Galán calls for a freeze on growth in solar power technology to prevent pushing electricity prices higher and going over the legal limit on the tariff deficit. The company’s shareholders ratify the appointment of four new independent directors designated by co-option. Shareholders also approve a €0.25 gross dividend against 2009 earnings to leave payout at 27% despite the adverse economic backdrop.
Iberdrola Renovables Chairman Ignacio Galán, said he saw “sharp earnings growth this year in the order of 20%” which will cement the company’s leadership position in the global wind power industry.
In an address to the company’s General Shareholders’ Meeting, held today at Teatre Martin i Soler, Palau de les Arts Reina Sofía, Valencia, Galán alluded to “earnings stability, thanks to locking in prices on 90% of output under forward contracts, coupled with efficiency gains, enable us to maintain our earnings guidance for 2010”.
He said “the first-quarter earnings performance, combined with high visibility in core business drivers, leave us optimistic on the company’s earnings outlook this year, despite significant economic uncertainty, especially in Europe”. Capacity rose by 17.4% and output by 26.2% in the first quarter, driving net profit growth of 37.3% to €156 million.
Galán also highlighted the company’s healthy performance throughout 2009, a year in which, against an adverse economic backdrop, it reaffirmed its global leadership in wind energy, “thanks to a business strategy founded on sustained growth, operating efficiency and financial strength”.
Spain, the US and the UK
Referring to the economy, Ignacio Galán said the measures being taken by the Spanish Government to scale back public spending were “on the right track, even though they may undermine growth prospects”. He added that in order “to reconcile public spending cuts with economic recovery, the country needs to structurally reform the current economic model, facilitate job creation and improve productivity on a sustainable basis, while eliminating speculation and returning to the real economy”.
In his opinion “it is vital to boost human capital with more and better training at all levels of education while simultaneously rendering the job market more flexible in response to the new economic paradigm”. He also called for stimulating innovation and taking measures to support international corporate expansion and the existence of major national industrial groups that are “capable of competing on the international stage, exerting a driving force on the productive landscape”.
“In an ever more global economy, if we do not have international groups that serve as the engine for the rest of the business scene, we will gradually slide in the global economic ranks and will be unable to create the jobs that our economy so desperately needs”.
In terms of regulation, the Chairman of Iberdrola Renovables said the purpose of the review of the regulatory framework governing the sector should be to temper the growth of the various renewable power sources in accordance with their level of technological development and contribution to the system. He recalled that development of the various technologies has been very uneven and has not adequately factored in the contribution to the power supply or their impact on system costs.

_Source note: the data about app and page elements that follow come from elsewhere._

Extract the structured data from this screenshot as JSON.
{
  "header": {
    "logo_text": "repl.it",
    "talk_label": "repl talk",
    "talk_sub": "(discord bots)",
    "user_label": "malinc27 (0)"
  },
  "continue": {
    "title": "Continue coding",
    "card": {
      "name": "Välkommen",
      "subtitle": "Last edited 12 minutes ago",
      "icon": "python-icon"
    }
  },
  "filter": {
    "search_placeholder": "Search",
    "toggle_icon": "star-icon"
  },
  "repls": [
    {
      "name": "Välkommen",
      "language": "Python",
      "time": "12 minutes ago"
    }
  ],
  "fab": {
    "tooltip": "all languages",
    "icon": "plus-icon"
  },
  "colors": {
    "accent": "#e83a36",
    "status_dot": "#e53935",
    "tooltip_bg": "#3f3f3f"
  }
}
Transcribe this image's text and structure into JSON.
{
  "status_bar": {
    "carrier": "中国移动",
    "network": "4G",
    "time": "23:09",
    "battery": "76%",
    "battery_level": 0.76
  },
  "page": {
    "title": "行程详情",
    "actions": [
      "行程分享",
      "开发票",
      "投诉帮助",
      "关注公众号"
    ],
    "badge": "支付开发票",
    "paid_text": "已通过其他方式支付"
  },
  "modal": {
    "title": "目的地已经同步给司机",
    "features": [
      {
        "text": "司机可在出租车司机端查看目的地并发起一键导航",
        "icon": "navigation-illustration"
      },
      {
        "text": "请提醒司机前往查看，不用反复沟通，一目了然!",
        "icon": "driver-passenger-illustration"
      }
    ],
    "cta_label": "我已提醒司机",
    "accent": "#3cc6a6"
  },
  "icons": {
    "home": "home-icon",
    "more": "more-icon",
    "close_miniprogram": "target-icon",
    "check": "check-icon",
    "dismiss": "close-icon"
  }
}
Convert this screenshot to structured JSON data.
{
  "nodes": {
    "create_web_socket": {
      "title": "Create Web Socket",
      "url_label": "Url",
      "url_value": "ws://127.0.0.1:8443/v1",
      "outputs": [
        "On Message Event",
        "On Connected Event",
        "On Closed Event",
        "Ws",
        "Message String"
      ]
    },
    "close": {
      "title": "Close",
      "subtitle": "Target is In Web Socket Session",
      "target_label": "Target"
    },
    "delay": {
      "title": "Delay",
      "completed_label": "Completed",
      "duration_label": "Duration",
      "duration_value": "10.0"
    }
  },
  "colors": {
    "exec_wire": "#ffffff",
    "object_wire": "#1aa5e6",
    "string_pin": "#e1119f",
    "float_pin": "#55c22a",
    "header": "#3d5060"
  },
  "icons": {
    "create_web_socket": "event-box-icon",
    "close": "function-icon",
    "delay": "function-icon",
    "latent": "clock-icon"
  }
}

In his opinion, whereas wind power development has been sustainable, and in line with the targets set in the 2005-2010 Renewable Energy Plan, growth in solar power (photovoltaic and solar thermal) has been exponential, considerably exceeding the initial targets set.
Galán said he believed that the various technologies have very diverse annual economic impacts for every additional 1,000 MW installed: while solar thermal and photovoltaic power increase system costs by €900 million and €600 million, respectively, wind energy adds only €70 million.
Delay growth in solar power
Galán stressed that “if we are to avoid substantial increases in electricity prices or overstepping the legal limit on the tariff deficit, adding to a debt that will be inherited by future generations, we need to delay growth in solar power technology until technological advances make them more competitive”.
In other countries, Galán praised the regulatory framework in place in the US which he termed an “unprecedented success, with almost 10,000 MW installed in just one year”. In the UK he highlighted the nation’s “strong” strategic commitment to the development of offshore wind power over the coming years, “harnessing the huge potential for this technology there”.
On another front, Ignacio Galán praised the new British Government for expressing its commitment to cutting emissions and its full backing for renewable energy sources, leaving the door open to raising the initial targets for contribution to output and the introduction of a premium system in addition to the existing green certificates scheme.
The shareholders expressed overwhelming support for the resolutions submitted to them in general meeting by the Board of Directors. The General Shareholders’ Meeting quorum was over 88.73%.
Specifically, Iberdrola Renovables´ shareholders ratified the appointment of independent directors Emilio Ontiveros Baeza, Manuel Amigo Mateos, Gustavo Buesa Ibáñez and Juan Manuel González Serna, designated by the Board by co-option since the last General Meeting.
The shareholders also voted in favour of the payment of a single per share gross dividend of €0.25 against 2009 earning, payable on 15 July. The company has thereby maintained the dividend year-on-year, leaving the payout at 27%, despite the complex economic situation, fulfilling its commitments to shareholders.
Resolutions were also passed to amend articles 9, 43 and 53 of the By-Laws in order to adapt them to the changes made to the Spanish Companies Act following the enactment of the Companies Structural Modifications Act, to reduce director mandates to four years and to adapt their drafting. Shareholders also approved a new text of the AGM bylaws, completing and clarifying the regulation of various items.